Copy all lines in the material holding the string "prefix".

- - - -

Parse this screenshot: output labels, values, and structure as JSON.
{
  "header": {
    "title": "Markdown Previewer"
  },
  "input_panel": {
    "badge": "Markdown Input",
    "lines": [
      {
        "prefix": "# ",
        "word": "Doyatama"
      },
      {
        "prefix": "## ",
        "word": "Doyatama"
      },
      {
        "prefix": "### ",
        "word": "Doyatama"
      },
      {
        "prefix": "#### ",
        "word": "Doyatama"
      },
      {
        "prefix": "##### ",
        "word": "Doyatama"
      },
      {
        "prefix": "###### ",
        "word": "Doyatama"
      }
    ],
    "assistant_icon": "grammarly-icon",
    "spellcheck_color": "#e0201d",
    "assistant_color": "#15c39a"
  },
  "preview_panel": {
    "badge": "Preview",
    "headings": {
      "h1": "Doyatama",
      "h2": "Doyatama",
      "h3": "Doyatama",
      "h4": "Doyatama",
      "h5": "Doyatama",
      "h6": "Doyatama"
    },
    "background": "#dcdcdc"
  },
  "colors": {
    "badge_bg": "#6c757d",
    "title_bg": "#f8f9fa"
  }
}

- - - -

_Worked solution_
        "prefix": "# ",
        "prefix": "## ",
        "prefix": "### ",
        "prefix": "#### ",
        "prefix": "##### ",
        "prefix": "###### ",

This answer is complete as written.